The water crisis in Flint, Michigan is more than just a natural disaster or a series of unfortunate, environmental events—it is an inexcusable, egregious human and health rights violation against a majority Black city, where 56 percent of the population is African-American....

Unfortunately, Flint is not the only city where African-Americans and people of color are suffering from the onslaught of environmental racism and discrimination. Detroit schools are so heavily infested with rats, roaches and mold that more than 85 schools closed on Wednesday, as teachers staged a sickout in protest to the deplorable conditions. In Baltimore, the levels of lead poisoning among children is three times the national rate. Before Freddie Gray became a victim of racialized state violence in Baltimore, he too was a victim of lead poisoning as a young child; tests showed that his blood lead levels were as high as seven times the reference level given by the Centers for Disease Control.


Based on such evidence, advocates of environmental justice conclude that if future cases of environmental racism are to be prevented it will require community members coming together to demand change.



For Discussion

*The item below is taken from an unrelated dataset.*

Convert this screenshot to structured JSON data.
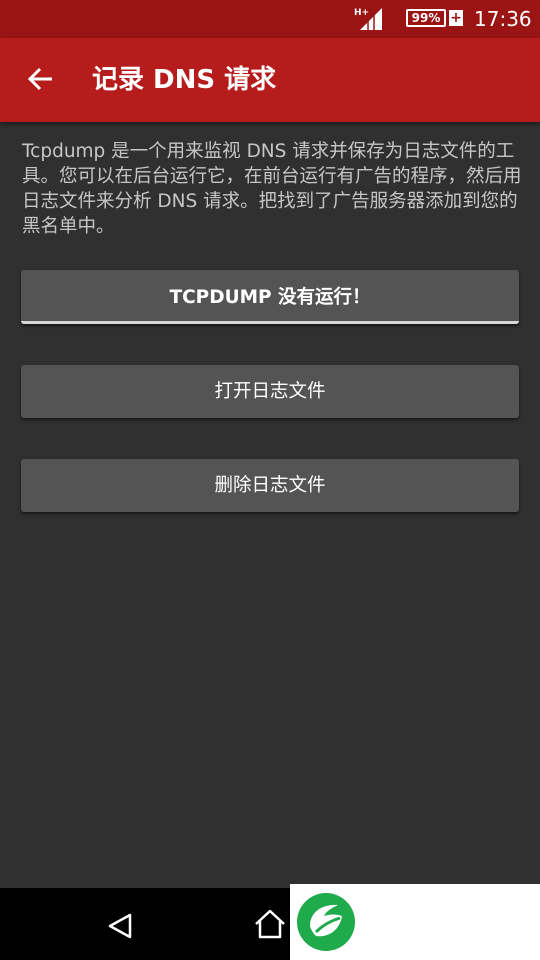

  1. How much of the material in this reading was new to you, and how much was already familiar? Do you have any questions about what you read
  2. Governor Rick Snyder does not see the Flint crisis as a case of environmental racism. What is his position?
  3. How do advocates of environmental justice respond? Why do they see environmental racism at work in this instance?
  4. If officials are working to address the crisis in Flint, does it matter whether we call it "environmental racism"? Why or why not?
  5. Do you think that understanding the concepts of environmental racism and environmental justice make it more likely that we can prevent crises like that in Flint in the future?



Extension Activity

Assign students to research charges of environmental racism in their community or region.  Ask them to come to the next class with a brief description of the concern, and a list of what groups, if any, are working to address it. 

When the class reconvenes, ask students to share what they've learned. Guide the class in selecting one of the charges of environmental racism to research.  Help them develop research questions and a strategy for answering those questions.  This might include interviewing activists who are organizing on the issue.  Once students have completed their research, encourage them to publicize their findings.

Photo above (c) Keoni Cabral